◆ **Brief**: Please copy each line of the records below that holds the word "fraction".

(Component data from apps and pages)
*-*-*

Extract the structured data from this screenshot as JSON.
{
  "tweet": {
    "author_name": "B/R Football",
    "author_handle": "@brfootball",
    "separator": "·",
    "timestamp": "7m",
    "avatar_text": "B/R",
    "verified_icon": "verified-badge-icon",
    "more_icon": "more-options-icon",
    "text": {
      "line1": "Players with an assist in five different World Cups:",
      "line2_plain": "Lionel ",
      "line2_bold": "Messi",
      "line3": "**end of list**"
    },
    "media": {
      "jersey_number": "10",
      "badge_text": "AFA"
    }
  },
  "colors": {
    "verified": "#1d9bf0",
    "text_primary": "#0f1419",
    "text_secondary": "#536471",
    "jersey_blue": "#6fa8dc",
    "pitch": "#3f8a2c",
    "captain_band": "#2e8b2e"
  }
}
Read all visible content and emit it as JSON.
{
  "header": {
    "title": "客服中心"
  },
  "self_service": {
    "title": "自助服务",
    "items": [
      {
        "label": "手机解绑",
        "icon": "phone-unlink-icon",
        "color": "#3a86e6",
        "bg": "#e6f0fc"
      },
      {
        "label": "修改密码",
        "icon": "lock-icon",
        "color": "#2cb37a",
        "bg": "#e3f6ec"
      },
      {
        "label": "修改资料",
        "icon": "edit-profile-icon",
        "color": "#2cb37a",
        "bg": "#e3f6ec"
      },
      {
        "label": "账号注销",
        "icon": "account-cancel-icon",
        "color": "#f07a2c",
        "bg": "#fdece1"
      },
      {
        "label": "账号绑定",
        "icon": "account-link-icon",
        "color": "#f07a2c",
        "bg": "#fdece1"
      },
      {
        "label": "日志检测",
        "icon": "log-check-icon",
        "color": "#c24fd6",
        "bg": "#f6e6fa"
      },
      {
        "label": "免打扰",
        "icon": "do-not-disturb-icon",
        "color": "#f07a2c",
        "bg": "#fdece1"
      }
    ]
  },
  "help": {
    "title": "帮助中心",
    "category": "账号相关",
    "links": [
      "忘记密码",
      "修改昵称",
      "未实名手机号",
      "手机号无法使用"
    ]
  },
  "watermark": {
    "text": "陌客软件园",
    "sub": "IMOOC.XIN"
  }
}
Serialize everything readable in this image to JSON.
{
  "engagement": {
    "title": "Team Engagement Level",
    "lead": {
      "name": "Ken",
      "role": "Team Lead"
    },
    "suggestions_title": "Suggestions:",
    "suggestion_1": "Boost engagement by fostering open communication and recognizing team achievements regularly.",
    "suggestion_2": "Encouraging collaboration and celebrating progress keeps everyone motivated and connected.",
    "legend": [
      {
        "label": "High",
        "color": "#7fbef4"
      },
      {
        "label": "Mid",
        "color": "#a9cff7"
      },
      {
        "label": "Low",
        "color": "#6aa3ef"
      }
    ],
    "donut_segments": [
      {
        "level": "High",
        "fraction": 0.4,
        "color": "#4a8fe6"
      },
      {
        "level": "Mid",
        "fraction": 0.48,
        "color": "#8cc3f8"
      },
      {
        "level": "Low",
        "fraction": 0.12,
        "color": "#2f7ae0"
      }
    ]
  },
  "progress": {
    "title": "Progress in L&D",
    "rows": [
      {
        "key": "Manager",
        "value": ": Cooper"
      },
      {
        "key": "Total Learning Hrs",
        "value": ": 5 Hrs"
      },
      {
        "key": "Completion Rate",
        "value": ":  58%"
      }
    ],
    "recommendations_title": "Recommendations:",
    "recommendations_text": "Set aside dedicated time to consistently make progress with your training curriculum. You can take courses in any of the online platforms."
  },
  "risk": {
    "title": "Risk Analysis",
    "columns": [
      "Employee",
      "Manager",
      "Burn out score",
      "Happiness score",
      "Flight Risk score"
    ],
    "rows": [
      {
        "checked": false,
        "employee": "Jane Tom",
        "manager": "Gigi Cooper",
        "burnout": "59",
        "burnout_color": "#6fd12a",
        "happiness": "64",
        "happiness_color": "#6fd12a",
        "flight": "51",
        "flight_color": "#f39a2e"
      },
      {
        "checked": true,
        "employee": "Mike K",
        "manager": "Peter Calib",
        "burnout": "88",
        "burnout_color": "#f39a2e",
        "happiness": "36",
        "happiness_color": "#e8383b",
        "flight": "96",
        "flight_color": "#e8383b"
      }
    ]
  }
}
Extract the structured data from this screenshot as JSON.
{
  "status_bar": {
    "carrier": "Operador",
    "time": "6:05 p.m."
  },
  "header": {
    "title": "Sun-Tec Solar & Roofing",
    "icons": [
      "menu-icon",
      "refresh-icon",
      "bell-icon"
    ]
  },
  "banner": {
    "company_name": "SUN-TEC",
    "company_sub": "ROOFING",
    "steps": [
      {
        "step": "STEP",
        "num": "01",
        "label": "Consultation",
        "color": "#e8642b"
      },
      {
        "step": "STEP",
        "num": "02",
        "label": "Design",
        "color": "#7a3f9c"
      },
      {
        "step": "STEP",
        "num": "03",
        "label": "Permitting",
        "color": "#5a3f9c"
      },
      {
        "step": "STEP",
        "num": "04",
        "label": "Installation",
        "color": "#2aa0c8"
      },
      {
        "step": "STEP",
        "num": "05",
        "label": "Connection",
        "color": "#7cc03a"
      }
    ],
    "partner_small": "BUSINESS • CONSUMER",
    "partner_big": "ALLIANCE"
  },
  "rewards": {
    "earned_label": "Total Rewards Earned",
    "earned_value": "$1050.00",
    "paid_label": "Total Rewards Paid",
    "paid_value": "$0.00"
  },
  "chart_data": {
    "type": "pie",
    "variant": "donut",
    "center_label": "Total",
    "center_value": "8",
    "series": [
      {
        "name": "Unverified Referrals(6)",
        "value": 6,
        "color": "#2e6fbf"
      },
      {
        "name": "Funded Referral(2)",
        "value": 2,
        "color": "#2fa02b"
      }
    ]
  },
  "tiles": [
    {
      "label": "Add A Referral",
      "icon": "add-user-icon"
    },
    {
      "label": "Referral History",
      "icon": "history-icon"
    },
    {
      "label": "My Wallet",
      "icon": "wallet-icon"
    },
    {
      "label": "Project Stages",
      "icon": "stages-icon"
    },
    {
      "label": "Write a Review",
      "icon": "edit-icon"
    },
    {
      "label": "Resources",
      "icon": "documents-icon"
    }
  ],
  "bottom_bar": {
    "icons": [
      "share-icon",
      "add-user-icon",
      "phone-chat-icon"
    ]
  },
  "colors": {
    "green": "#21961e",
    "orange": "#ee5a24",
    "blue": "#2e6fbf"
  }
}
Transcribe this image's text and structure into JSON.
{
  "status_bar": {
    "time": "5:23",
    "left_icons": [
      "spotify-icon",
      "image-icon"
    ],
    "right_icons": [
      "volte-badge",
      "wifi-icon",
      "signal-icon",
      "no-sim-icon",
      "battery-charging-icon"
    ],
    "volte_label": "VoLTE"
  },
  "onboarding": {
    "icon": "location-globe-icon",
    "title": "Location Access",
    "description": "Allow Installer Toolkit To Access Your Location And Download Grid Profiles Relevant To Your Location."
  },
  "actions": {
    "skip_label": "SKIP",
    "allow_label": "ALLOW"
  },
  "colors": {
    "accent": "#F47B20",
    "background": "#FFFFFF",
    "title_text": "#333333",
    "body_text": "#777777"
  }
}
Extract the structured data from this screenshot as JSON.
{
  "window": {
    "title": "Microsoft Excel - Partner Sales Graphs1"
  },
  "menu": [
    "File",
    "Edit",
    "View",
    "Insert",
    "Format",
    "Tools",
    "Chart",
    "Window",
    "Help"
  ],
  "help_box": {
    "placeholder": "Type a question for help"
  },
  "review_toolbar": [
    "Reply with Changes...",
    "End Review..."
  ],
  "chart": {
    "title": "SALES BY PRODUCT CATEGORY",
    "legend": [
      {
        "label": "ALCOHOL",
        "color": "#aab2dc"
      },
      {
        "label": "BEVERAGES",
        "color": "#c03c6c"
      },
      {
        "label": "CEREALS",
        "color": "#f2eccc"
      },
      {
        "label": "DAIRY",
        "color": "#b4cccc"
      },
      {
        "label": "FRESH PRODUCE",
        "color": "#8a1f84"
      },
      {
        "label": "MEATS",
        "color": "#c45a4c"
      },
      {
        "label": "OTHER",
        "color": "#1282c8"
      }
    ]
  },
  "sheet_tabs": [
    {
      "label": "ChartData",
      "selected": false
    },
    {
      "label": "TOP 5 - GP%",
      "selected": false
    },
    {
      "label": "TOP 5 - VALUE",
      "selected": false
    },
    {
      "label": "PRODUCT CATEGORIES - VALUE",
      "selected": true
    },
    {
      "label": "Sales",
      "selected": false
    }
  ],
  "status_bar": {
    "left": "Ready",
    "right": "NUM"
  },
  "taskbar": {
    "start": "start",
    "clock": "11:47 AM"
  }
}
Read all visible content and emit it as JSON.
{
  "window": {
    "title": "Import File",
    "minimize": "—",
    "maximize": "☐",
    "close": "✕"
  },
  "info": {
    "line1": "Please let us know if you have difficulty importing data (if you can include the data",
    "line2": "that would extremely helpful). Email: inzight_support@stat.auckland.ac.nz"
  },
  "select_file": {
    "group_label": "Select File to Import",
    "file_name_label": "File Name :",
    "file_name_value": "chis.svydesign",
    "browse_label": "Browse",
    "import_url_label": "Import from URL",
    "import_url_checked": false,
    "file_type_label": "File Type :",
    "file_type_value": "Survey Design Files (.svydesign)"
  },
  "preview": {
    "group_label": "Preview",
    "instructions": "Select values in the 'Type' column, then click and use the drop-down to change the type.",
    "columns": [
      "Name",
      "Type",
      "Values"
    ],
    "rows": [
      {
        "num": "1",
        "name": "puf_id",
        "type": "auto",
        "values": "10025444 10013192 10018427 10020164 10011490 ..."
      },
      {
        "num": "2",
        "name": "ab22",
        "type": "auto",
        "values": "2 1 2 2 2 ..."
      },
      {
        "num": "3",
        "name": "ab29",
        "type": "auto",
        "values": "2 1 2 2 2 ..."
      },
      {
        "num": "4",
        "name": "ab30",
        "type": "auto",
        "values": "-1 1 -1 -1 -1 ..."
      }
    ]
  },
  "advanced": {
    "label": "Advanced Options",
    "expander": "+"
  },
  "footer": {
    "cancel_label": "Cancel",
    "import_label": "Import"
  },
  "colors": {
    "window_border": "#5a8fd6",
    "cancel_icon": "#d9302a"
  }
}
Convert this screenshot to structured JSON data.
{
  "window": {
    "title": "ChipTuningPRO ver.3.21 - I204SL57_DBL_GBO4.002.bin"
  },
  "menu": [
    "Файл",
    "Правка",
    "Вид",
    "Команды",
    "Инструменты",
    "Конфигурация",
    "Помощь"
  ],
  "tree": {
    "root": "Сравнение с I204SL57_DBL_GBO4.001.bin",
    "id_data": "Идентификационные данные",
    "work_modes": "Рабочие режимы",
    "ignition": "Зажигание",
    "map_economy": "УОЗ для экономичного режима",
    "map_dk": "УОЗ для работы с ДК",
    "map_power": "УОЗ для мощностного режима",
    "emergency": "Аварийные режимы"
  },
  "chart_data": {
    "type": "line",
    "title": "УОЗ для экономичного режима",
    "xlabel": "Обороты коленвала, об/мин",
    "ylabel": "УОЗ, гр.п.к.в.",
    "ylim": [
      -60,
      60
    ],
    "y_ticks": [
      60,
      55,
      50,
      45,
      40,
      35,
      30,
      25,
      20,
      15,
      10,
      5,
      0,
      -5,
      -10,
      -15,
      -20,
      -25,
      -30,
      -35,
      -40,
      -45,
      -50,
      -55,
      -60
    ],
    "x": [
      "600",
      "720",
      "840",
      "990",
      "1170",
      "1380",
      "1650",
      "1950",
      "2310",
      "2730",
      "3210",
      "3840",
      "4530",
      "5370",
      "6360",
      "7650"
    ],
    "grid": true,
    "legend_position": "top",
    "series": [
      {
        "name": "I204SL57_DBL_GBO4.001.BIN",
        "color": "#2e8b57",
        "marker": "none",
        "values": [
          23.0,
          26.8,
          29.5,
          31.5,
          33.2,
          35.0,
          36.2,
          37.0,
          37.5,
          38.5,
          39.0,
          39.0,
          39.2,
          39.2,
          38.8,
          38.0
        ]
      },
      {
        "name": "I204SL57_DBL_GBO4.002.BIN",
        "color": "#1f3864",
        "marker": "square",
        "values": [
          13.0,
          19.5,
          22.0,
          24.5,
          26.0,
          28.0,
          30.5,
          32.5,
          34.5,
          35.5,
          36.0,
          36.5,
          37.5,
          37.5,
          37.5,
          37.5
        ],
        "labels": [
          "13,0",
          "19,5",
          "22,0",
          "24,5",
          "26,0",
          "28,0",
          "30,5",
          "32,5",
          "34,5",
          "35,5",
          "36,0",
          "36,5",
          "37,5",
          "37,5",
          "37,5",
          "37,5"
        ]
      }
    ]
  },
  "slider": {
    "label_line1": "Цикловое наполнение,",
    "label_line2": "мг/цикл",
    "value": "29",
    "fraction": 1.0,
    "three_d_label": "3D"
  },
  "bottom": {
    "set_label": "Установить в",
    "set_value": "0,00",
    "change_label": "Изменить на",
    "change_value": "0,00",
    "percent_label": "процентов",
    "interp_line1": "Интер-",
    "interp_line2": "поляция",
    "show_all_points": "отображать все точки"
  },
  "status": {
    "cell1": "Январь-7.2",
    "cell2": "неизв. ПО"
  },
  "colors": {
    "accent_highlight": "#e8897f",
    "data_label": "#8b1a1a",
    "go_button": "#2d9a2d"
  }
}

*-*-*

◆ **Completed exercise**:
        "fraction": 0.4,
        "fraction": 0.48,
        "fraction": 0.12,
    "fraction": 1.0,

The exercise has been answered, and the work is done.